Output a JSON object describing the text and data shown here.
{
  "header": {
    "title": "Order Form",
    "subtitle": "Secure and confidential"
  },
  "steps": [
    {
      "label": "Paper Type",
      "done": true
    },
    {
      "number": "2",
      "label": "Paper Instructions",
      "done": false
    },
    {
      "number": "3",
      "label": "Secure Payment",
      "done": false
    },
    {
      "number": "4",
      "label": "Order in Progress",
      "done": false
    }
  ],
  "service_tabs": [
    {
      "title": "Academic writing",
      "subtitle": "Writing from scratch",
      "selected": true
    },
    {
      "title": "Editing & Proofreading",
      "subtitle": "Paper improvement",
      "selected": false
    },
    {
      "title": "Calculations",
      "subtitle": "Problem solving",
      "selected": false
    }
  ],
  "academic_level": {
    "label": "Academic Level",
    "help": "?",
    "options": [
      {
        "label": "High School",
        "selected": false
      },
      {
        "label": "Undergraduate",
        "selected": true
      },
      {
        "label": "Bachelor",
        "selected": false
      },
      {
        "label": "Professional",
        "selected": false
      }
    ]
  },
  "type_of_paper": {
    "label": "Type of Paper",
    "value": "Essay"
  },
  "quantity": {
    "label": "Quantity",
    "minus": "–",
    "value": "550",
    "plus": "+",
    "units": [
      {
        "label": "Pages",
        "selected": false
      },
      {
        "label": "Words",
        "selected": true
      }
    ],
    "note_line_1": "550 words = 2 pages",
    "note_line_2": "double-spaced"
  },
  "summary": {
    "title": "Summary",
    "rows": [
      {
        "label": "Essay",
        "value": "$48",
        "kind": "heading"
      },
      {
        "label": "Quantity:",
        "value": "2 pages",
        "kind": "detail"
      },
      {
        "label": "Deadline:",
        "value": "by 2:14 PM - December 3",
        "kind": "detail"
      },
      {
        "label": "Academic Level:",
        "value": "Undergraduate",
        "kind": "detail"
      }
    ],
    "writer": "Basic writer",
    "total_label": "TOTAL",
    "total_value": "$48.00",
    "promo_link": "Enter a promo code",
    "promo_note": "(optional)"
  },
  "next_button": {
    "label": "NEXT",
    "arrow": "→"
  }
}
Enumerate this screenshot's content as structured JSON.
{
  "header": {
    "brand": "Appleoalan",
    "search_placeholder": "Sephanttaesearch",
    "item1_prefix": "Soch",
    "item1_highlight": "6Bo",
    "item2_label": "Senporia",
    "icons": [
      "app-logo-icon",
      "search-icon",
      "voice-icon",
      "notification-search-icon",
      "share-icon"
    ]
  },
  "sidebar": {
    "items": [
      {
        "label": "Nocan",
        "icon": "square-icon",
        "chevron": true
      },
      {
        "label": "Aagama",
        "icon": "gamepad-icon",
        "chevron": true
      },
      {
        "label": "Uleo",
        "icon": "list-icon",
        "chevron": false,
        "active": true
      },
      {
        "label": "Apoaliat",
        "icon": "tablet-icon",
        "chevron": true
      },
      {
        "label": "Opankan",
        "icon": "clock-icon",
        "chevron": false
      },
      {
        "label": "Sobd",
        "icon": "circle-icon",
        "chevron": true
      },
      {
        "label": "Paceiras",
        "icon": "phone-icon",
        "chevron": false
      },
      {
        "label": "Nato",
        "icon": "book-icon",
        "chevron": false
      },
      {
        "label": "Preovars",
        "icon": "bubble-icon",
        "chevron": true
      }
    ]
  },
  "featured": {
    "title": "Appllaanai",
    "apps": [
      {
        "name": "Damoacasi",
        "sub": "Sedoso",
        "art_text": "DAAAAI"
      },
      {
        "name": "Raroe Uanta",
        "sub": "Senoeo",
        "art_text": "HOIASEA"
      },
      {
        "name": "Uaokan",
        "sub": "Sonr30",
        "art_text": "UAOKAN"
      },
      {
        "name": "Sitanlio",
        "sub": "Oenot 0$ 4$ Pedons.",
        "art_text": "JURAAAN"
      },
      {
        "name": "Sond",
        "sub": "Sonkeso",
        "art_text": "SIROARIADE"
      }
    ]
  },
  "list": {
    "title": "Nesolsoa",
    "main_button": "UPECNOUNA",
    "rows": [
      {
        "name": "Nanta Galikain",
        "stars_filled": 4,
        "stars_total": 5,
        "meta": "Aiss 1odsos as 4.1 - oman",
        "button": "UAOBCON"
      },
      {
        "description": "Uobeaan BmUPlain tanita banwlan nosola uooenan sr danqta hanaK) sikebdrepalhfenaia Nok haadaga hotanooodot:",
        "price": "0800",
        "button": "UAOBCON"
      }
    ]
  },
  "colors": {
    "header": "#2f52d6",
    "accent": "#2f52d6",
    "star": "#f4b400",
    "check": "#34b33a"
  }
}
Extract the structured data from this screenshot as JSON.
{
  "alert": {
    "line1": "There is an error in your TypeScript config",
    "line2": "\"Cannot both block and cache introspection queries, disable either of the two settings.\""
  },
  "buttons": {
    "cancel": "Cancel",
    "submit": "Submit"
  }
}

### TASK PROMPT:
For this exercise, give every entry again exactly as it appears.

### RESULT FOR THIS EXERCISE:
Output a JSON object describing the text and data shown here.
{
  "header": {
    "title": "Order Form",
    "subtitle": "Secure and confidential"
  },
  "steps": [
    {
      "label": "Paper Type",
      "done": true
    },
    {
      "number": "2",
      "label": "Paper Instructions",
      "done": false
    },
    {
      "number": "3",
      "label": "Secure Payment",
      "done": false
    },
    {
      "number": "4",
      "label": "Order in Progress",
      "done": false
    }
  ],
  "service_tabs": [
    {
      "title": "Academic writing",
      "subtitle": "Writing from scratch",
      "selected": true
    },
    {
      "title": "Editing & Proofreading",
      "subtitle": "Paper improvement",
      "selected": false
    },
    {
      "title": "Calculations",
      "subtitle": "Problem solving",
      "selected": false
    }
  ],
  "academic_level": {
    "label": "Academic Level",
    "help": "?",
    "options": [
      {
        "label": "High School",
        "selected": false
      },
      {
        "label": "Undergraduate",
        "selected": true
      },
      {
        "label": "Bachelor",
        "selected": false
      },
      {
        "label": "Professional",
        "selected": false
      }
    ]
  },
  "type_of_paper": {
    "label": "Type of Paper",
    "value": "Essay"
  },
  "quantity": {
    "label": "Quantity",
    "minus": "–",
    "value": "550",
    "plus": "+",
    "units": [
      {
        "label": "Pages",
        "selected": false
      },
      {
        "label": "Words",
        "selected": true
      }
    ],
    "note_line_1": "550 words = 2 pages",
    "note_line_2": "double-spaced"
  },
  "summary": {
    "title": "Summary",
    "rows": [
      {
        "label": "Essay",
        "value": "$48",
        "kind": "heading"
      },
      {
        "label": "Quantity:",
        "value": "2 pages",
        "kind": "detail"
      },
      {
        "label": "Deadline:",
        "value": "by 2:14 PM - December 3",
        "kind": "detail"
      },
      {
        "label": "Academic Level:",
        "value": "Undergraduate",
        "kind": "detail"
      }
    ],
    "writer": "Basic writer",
    "total_label": "TOTAL",
    "total_value": "$48.00",
    "promo_link": "Enter a promo code",
    "promo_note": "(optional)"
  },
  "next_button": {
    "label": "NEXT",
    "arrow": "→"
  }
}
Enumerate this screenshot's content as structured JSON.
{
  "header": {
    "brand": "Appleoalan",
    "search_placeholder": "Sephanttaesearch",
    "item1_prefix": "Soch",
    "item1_highlight": "6Bo",
    "item2_label": "Senporia",
    "icons": [
      "app-logo-icon",
      "search-icon",
      "voice-icon",
      "notification-search-icon",
      "share-icon"
    ]
  },
  "sidebar": {
    "items": [
      {
        "label": "Nocan",
        "icon": "square-icon",
        "chevron": true
      },
      {
        "label": "Aagama",
        "icon": "gamepad-icon",
        "chevron": true
      },
      {
        "label": "Uleo",
        "icon": "list-icon",
        "chevron": false,
        "active": true
      },
      {
        "label": "Apoaliat",
        "icon": "tablet-icon",
        "chevron": true
      },
      {
        "label": "Opankan",
        "icon": "clock-icon",
        "chevron": false
      },
      {
        "label": "Sobd",
        "icon": "circle-icon",
        "chevron": true
      },
      {
        "label": "Paceiras",
        "icon": "phone-icon",
        "chevron": false
      },
      {
        "label": "Nato",
        "icon": "book-icon",
        "chevron": false
      },
      {
        "label": "Preovars",
        "icon": "bubble-icon",
        "chevron": true
      }
    ]
  },
  "featured": {
    "title": "Appllaanai",
    "apps": [
      {
        "name": "Damoacasi",
        "sub": "Sedoso",
        "art_text": "DAAAAI"
      },
      {
        "name": "Raroe Uanta",
        "sub": "Senoeo",
        "art_text": "HOIASEA"
      },
      {
        "name": "Uaokan",
        "sub": "Sonr30",
        "art_text": "UAOKAN"
      },
      {
        "name": "Sitanlio",
        "sub": "Oenot 0$ 4$ Pedons.",
        "art_text": "JURAAAN"
      },
      {
        "name": "Sond",
        "sub": "Sonkeso",
        "art_text": "SIROARIADE"
      }
    ]
  },
  "list": {
    "title": "Nesolsoa",
    "main_button": "UPECNOUNA",
    "rows": [
      {
        "name": "Nanta Galikain",
        "stars_filled": 4,
        "stars_total": 5,
        "meta": "Aiss 1odsos as 4.1 - oman",
        "button": "UAOBCON"
      },
      {
        "description": "Uobeaan BmUPlain tanita banwlan nosola uooenan sr danqta hanaK) sikebdrepalhfenaia Nok haadaga hotanooodot:",
        "price": "0800",
        "button": "UAOBCON"
      }
    ]
  },
  "colors": {
    "header": "#2f52d6",
    "accent": "#2f52d6",
    "star": "#f4b400",
    "check": "#34b33a"
  }
}
Extract the structured data from this screenshot as JSON.
{
  "alert": {
    "line1": "There is an error in your TypeScript config",
    "line2": "\"Cannot both block and cache introspection queries, disable either of the two settings.\""
  },
  "buttons": {
    "cancel": "Cancel",
    "submit": "Submit"
  }
}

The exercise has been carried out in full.